Your answer should be one number, the count of lines in the listing below containing the word "calendar".

BEGIN DATA EXTRACT

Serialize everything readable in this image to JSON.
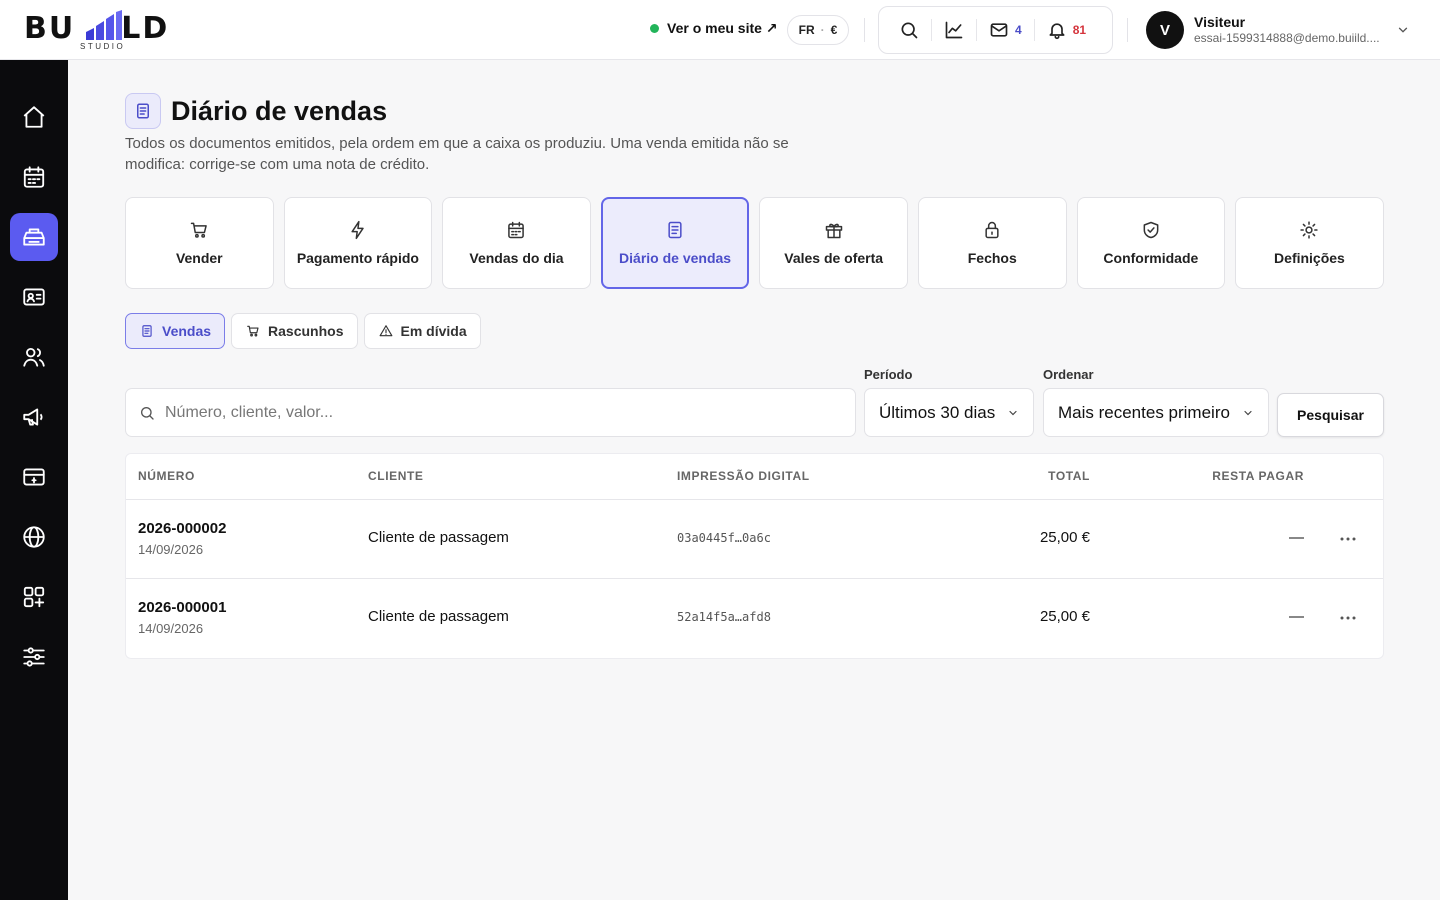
{
  "brand": {
    "logo_text": "BUILD",
    "logo_sub": "STUDIO"
  },
  "topbar": {
    "site_link": "Ver o meu site ↗",
    "lang": "FR",
    "currency": "€",
    "mail_count": "4",
    "notif_count": "81",
    "user_initial": "V",
    "user_name": "Visiteur",
    "user_email": "essai-1599314888@demo.buiild...."
  },
  "icons": {
    "site_status": "status-dot",
    "search": "search-icon",
    "stats": "chart-line-icon",
    "mail": "mail-icon",
    "bell": "bell-icon",
    "user_menu": "chevron-down-icon"
  },
  "colors": {
    "accent": "#5b5bf0",
    "accent_text": "#4b4dc9",
    "status_online": "#22b45a",
    "notif": "#d4343c",
    "sidebar": "#0b0b0d"
  },
  "sidebar": {
    "items": [
      {
        "icon": "home-icon"
      },
      {
        "icon": "calendar-icon"
      },
      {
        "icon": "register-icon",
        "active": true
      },
      {
        "icon": "contact-card-icon"
      },
      {
        "icon": "users-icon"
      },
      {
        "icon": "megaphone-icon"
      },
      {
        "icon": "payment-card-icon"
      },
      {
        "icon": "globe-icon"
      },
      {
        "icon": "apps-icon"
      },
      {
        "icon": "sliders-icon"
      }
    ]
  },
  "page": {
    "title": "Diário de vendas",
    "description": "Todos os documentos emitidos, pela ordem em que a caixa os produziu. Uma venda emitida não se modifica: corrige-se com uma nota de crédito."
  },
  "nav_cards": [
    {
      "label": "Vender",
      "icon": "cart-icon"
    },
    {
      "label": "Pagamento rápido",
      "icon": "bolt-icon"
    },
    {
      "label": "Vendas do dia",
      "icon": "calendar-icon"
    },
    {
      "label": "Diário de vendas",
      "icon": "document-icon",
      "active": true
    },
    {
      "label": "Vales de oferta",
      "icon": "gift-icon"
    },
    {
      "label": "Fechos",
      "icon": "lock-icon"
    },
    {
      "label": "Conformidade",
      "icon": "shield-check-icon"
    },
    {
      "label": "Definições",
      "icon": "settings-icon"
    }
  ],
  "subtabs": [
    {
      "label": "Vendas",
      "icon": "document-icon",
      "active": true
    },
    {
      "label": "Rascunhos",
      "icon": "cart-icon"
    },
    {
      "label": "Em dívida",
      "icon": "warning-icon"
    }
  ],
  "filters": {
    "search_placeholder": "Número, cliente, valor...",
    "search_value": "",
    "period_label": "Período",
    "period_value": "Últimos 30 dias",
    "order_label": "Ordenar",
    "order_value": "Mais recentes primeiro",
    "search_button": "Pesquisar"
  },
  "table": {
    "headers": {
      "number": "NÚMERO",
      "client": "CLIENTE",
      "fingerprint": "IMPRESSÃO DIGITAL",
      "total": "TOTAL",
      "due": "RESTA PAGAR"
    },
    "rows": [
      {
        "number": "2026-000002",
        "date": "14/09/2026",
        "client": "Cliente de passagem",
        "fingerprint": "03a0445f…0a6c",
        "total": "25,00 €",
        "due": "—"
      },
      {
        "number": "2026-000001",
        "date": "14/09/2026",
        "client": "Cliente de passagem",
        "fingerprint": "52a14f5a…afd8",
        "total": "25,00 €",
        "due": "—"
      }
    ]
  }
}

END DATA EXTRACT

**EXERCISE RESULT:**
2